▶ What to do
For this exercise, repeat each entry exactly as written.

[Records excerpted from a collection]
_ _ _ _
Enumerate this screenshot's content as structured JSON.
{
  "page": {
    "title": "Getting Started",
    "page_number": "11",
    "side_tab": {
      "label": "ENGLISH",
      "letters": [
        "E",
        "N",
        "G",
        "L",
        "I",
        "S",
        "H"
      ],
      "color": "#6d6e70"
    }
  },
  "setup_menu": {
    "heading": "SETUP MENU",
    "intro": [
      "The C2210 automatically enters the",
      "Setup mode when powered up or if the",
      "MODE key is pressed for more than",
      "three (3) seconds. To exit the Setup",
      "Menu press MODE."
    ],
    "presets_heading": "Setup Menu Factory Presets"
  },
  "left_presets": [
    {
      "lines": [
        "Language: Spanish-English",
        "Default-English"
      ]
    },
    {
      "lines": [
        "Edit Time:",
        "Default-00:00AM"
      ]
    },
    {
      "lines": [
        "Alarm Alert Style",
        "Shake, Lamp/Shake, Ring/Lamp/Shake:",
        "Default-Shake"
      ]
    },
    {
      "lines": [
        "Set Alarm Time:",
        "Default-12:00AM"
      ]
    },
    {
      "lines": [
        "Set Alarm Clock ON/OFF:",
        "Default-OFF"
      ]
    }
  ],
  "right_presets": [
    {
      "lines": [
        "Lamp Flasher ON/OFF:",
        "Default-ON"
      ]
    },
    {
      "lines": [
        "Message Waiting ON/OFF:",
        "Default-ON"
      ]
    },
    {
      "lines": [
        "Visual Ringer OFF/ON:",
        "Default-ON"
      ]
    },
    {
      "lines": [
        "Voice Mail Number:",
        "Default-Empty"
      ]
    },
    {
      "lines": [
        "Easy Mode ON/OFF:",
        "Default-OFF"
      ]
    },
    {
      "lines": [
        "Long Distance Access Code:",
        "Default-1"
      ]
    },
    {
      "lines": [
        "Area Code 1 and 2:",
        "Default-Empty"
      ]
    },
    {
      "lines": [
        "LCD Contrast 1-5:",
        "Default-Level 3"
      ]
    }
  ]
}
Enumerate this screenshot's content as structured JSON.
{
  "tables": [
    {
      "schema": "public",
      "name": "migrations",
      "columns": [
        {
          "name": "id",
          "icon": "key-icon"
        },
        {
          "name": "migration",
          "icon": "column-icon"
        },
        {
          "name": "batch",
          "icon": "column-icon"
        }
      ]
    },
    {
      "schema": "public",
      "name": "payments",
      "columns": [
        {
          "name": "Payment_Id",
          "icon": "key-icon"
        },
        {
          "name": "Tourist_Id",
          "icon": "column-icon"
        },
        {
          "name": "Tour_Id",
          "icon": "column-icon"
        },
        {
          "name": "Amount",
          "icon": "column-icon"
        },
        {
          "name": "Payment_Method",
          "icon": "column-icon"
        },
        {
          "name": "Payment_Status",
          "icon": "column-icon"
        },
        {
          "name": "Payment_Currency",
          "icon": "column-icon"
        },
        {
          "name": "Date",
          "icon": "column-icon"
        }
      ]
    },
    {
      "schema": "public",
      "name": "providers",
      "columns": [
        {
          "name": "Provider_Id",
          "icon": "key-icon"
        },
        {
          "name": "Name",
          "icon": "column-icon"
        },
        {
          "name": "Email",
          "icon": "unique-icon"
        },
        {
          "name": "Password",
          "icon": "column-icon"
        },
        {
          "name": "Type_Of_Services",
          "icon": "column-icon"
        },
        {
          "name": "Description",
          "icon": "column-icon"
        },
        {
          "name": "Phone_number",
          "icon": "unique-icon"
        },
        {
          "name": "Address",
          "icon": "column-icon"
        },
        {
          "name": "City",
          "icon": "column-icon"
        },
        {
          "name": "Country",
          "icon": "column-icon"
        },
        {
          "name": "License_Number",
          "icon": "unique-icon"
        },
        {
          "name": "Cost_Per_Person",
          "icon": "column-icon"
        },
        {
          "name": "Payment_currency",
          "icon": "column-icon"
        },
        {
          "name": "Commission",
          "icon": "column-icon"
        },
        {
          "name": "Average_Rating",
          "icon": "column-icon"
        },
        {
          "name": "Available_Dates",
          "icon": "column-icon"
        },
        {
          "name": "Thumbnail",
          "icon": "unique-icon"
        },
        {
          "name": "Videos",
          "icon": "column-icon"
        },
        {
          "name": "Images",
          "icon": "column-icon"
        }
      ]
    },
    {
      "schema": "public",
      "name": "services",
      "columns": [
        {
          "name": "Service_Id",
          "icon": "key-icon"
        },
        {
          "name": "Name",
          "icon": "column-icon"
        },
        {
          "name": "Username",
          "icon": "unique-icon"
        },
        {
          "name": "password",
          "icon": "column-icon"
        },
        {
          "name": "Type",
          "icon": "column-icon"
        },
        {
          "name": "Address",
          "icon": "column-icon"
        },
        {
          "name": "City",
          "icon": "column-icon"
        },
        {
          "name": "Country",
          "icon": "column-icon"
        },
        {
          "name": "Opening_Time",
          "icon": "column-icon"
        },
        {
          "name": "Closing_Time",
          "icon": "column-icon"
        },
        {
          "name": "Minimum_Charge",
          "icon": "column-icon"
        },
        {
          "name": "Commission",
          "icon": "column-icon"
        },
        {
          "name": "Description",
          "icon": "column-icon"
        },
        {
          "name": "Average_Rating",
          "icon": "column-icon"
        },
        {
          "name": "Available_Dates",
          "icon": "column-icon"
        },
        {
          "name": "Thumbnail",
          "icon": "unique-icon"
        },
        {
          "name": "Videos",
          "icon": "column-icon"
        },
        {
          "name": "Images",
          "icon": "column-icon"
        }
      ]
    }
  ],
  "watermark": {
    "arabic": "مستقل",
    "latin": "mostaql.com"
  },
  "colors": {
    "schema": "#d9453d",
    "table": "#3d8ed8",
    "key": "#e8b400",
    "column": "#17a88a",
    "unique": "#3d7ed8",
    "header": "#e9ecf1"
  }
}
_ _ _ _
▶ Task response
Enumerate this screenshot's content as structured JSON.
{
  "page": {
    "title": "Getting Started",
    "page_number": "11",
    "side_tab": {
      "label": "ENGLISH",
      "letters": [
        "E",
        "N",
        "G",
        "L",
        "I",
        "S",
        "H"
      ],
      "color": "#6d6e70"
    }
  },
  "setup_menu": {
    "heading": "SETUP MENU",
    "intro": [
      "The C2210 automatically enters the",
      "Setup mode when powered up or if the",
      "MODE key is pressed for more than",
      "three (3) seconds. To exit the Setup",
      "Menu press MODE."
    ],
    "presets_heading": "Setup Menu Factory Presets"
  },
  "left_presets": [
    {
      "lines": [
        "Language: Spanish-English",
        "Default-English"
      ]
    },
    {
      "lines": [
        "Edit Time:",
        "Default-00:00AM"
      ]
    },
    {
      "lines": [
        "Alarm Alert Style",
        "Shake, Lamp/Shake, Ring/Lamp/Shake:",
        "Default-Shake"
      ]
    },
    {
      "lines": [
        "Set Alarm Time:",
        "Default-12:00AM"
      ]
    },
    {
      "lines": [
        "Set Alarm Clock ON/OFF:",
        "Default-OFF"
      ]
    }
  ],
  "right_presets": [
    {
      "lines": [
        "Lamp Flasher ON/OFF:",
        "Default-ON"
      ]
    },
    {
      "lines": [
        "Message Waiting ON/OFF:",
        "Default-ON"
      ]
    },
    {
      "lines": [
        "Visual Ringer OFF/ON:",
        "Default-ON"
      ]
    },
    {
      "lines": [
        "Voice Mail Number:",
        "Default-Empty"
      ]
    },
    {
      "lines": [
        "Easy Mode ON/OFF:",
        "Default-OFF"
      ]
    },
    {
      "lines": [
        "Long Distance Access Code:",
        "Default-1"
      ]
    },
    {
      "lines": [
        "Area Code 1 and 2:",
        "Default-Empty"
      ]
    },
    {
      "lines": [
        "LCD Contrast 1-5:",
        "Default-Level 3"
      ]
    }
  ]
}
Enumerate this screenshot's content as structured JSON.
{
  "tables": [
    {
      "schema": "public",
      "name": "migrations",
      "columns": [
        {
          "name": "id",
          "icon": "key-icon"
        },
        {
          "name": "migration",
          "icon": "column-icon"
        },
        {
          "name": "batch",
          "icon": "column-icon"
        }
      ]
    },
    {
      "schema": "public",
      "name": "payments",
      "columns": [
        {
          "name": "Payment_Id",
          "icon": "key-icon"
        },
        {
          "name": "Tourist_Id",
          "icon": "column-icon"
        },
        {
          "name": "Tour_Id",
          "icon": "column-icon"
        },
        {
          "name": "Amount",
          "icon": "column-icon"
        },
        {
          "name": "Payment_Method",
          "icon": "column-icon"
        },
        {
          "name": "Payment_Status",
          "icon": "column-icon"
        },
        {
          "name": "Payment_Currency",
          "icon": "column-icon"
        },
        {
          "name": "Date",
          "icon": "column-icon"
        }
      ]
    },
    {
      "schema": "public",
      "name": "providers",
      "columns": [
        {
          "name": "Provider_Id",
          "icon": "key-icon"
        },
        {
          "name": "Name",
          "icon": "column-icon"
        },
        {
          "name": "Email",
          "icon": "unique-icon"
        },
        {
          "name": "Password",
          "icon": "column-icon"
        },
        {
          "name": "Type_Of_Services",
          "icon": "column-icon"
        },
        {
          "name": "Description",
          "icon": "column-icon"
        },
        {
          "name": "Phone_number",
          "icon": "unique-icon"
        },
        {
          "name": "Address",
          "icon": "column-icon"
        },
        {
          "name": "City",
          "icon": "column-icon"
        },
        {
          "name": "Country",
          "icon": "column-icon"
        },
        {
          "name": "License_Number",
          "icon": "unique-icon"
        },
        {
          "name": "Cost_Per_Person",
          "icon": "column-icon"
        },
        {
          "name": "Payment_currency",
          "icon": "column-icon"
        },
        {
          "name": "Commission",
          "icon": "column-icon"
        },
        {
          "name": "Average_Rating",
          "icon": "column-icon"
        },
        {
          "name": "Available_Dates",
          "icon": "column-icon"
        },
        {
          "name": "Thumbnail",
          "icon": "unique-icon"
        },
        {
          "name": "Videos",
          "icon": "column-icon"
        },
        {
          "name": "Images",
          "icon": "column-icon"
        }
      ]
    },
    {
      "schema": "public",
      "name": "services",
      "columns": [
        {
          "name": "Service_Id",
          "icon": "key-icon"
        },
        {
          "name": "Name",
          "icon": "column-icon"
        },
        {
          "name": "Username",
          "icon": "unique-icon"
        },
        {
          "name": "password",
          "icon": "column-icon"
        },
        {
          "name": "Type",
          "icon": "column-icon"
        },
        {
          "name": "Address",
          "icon": "column-icon"
        },
        {
          "name": "City",
          "icon": "column-icon"
        },
        {
          "name": "Country",
          "icon": "column-icon"
        },
        {
          "name": "Opening_Time",
          "icon": "column-icon"
        },
        {
          "name": "Closing_Time",
          "icon": "column-icon"
        },
        {
          "name": "Minimum_Charge",
          "icon": "column-icon"
        },
        {
          "name": "Commission",
          "icon": "column-icon"
        },
        {
          "name": "Description",
          "icon": "column-icon"
        },
        {
          "name": "Average_Rating",
          "icon": "column-icon"
        },
        {
          "name": "Available_Dates",
          "icon": "column-icon"
        },
        {
          "name": "Thumbnail",
          "icon": "unique-icon"
        },
        {
          "name": "Videos",
          "icon": "column-icon"
        },
        {
          "name": "Images",
          "icon": "column-icon"
        }
      ]
    }
  ],
  "watermark": {
    "arabic": "مستقل",
    "latin": "mostaql.com"
  },
  "colors": {
    "schema": "#d9453d",
    "table": "#3d8ed8",
    "key": "#e8b400",
    "column": "#17a88a",
    "unique": "#3d7ed8",
    "header": "#e9ecf1"
  }
}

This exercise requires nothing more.